Near the town of Brestovitsa, his team excavated a burial mound (tumulus) dated back to the 1st century BC which contains the remains of at least five people – an old man, a woman aged 35-40, other young men and children.
The artifacts discovered in it include a Thracian knife, a handle for it, parts from a chain-armor, decorations, and ceramic vessels. These finds are dated back to the 1st century BC.
In the collections of the Ruse Museum, they have been added to other items such as weapons, a fibula, and ear tabs, discovered in another burial mound near Brestovitsa back in 2013.
“The interesting thing about [this burial mound] was that few of its kind have been excavated, and every single new one provides additional information. Even though the bodies were buried after they had been burned, there still are some interesting finds which are worth seeing, and can be exhibited after some restoration work,” Varbanov elaborates.
His excavations near Brestovitsa have been completed and are to be described in academic publications, while his explorations of the Scaidava Fortress near Batin will continue in the summer of 2015 if funding is provided.

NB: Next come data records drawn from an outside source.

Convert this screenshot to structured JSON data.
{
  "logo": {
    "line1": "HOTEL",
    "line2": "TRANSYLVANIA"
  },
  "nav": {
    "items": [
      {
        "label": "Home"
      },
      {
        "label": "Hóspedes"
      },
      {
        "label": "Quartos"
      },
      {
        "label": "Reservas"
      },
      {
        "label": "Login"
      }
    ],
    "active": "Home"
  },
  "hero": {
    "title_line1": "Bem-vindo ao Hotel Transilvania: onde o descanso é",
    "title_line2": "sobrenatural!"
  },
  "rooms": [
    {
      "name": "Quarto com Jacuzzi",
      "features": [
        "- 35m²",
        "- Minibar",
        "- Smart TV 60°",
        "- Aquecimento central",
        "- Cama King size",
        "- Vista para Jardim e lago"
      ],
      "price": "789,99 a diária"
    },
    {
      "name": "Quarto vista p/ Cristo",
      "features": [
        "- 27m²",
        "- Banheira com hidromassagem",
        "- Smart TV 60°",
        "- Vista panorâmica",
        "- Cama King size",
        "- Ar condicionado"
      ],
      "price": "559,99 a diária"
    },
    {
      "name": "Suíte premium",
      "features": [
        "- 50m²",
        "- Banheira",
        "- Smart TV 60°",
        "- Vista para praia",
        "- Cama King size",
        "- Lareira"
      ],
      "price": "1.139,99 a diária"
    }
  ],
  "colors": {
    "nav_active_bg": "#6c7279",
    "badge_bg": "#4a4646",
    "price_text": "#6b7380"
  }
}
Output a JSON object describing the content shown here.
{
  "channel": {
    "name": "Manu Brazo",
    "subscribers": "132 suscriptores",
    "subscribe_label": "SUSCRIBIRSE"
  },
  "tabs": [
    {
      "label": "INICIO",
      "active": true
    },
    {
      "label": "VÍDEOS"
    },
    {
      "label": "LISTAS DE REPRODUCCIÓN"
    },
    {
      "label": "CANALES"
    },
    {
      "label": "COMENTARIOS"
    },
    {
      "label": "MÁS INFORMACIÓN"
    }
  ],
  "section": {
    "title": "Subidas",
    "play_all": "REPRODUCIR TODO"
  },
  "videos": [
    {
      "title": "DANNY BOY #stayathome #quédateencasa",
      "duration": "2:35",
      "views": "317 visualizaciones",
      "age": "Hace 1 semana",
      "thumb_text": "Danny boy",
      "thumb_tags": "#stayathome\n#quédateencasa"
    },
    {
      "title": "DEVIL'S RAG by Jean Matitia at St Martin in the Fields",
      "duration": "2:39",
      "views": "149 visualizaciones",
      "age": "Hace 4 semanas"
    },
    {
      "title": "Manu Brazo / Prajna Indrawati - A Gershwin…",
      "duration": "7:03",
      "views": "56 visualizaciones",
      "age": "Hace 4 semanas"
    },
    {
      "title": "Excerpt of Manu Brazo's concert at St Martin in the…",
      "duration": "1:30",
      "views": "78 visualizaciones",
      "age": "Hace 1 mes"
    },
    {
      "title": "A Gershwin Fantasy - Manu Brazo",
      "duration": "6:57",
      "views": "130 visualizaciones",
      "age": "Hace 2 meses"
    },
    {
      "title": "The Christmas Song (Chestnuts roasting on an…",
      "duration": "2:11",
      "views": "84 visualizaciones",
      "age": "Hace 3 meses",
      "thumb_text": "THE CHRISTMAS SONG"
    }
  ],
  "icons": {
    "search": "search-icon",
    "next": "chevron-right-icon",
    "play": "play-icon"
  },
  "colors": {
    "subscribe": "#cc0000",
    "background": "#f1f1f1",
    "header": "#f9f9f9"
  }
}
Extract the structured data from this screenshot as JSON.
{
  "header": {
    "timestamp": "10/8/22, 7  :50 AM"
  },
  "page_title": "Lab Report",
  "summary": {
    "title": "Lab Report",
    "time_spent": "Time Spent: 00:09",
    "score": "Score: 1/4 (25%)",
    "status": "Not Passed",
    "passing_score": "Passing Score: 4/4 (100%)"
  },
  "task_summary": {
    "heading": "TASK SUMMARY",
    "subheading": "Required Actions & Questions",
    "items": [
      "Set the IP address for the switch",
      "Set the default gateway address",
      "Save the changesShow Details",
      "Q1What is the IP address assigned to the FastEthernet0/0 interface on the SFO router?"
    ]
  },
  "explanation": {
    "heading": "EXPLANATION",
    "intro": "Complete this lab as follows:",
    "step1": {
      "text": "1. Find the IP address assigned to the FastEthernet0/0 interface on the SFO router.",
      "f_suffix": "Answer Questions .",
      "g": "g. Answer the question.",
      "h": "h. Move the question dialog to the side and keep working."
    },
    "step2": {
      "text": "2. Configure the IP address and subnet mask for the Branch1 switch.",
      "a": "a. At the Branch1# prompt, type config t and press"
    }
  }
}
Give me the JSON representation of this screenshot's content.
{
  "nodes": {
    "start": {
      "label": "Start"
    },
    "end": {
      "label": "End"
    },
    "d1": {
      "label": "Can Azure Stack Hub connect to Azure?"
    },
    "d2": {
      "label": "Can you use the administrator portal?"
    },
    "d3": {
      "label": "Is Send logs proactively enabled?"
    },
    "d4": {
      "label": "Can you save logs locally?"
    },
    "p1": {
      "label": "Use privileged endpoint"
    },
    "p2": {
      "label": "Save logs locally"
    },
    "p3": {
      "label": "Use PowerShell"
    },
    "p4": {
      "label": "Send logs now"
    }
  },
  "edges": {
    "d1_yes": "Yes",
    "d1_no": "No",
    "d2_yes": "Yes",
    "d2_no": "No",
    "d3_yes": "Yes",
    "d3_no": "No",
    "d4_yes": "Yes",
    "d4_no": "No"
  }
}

The Scaidava Fortress is located on a hill overlooking the southern bank of the Danube near the town of Batin, Borovo Municipality, Ruse District, Northern Bulgaria. Throughout the ages Scaidava was an Ancient Thracian settlement, a Late Antiquity Roman fortress, and a medieval fortress from the period of the Second Bulgarian Empire (1185-1396 AD). It has a territory of 25 decares (app. 6 acres), with a fortress wall going along the edge of the cliff. The eastern wall of the Scaidava Fortress is best preserved. 19th-century Czech-Bulgarian archaeologist Karel Skorpil believed that the fortress near Batin is identical with the castle of Sakidava/Scaidava mentioned in the so called Antonine Itinerary (Itinerarium Antonini Augusti, “The Itinerary of Emperor Antoninus”), an Ancient Roman register of road stations, between the town of Novae and the road station of Trimammium.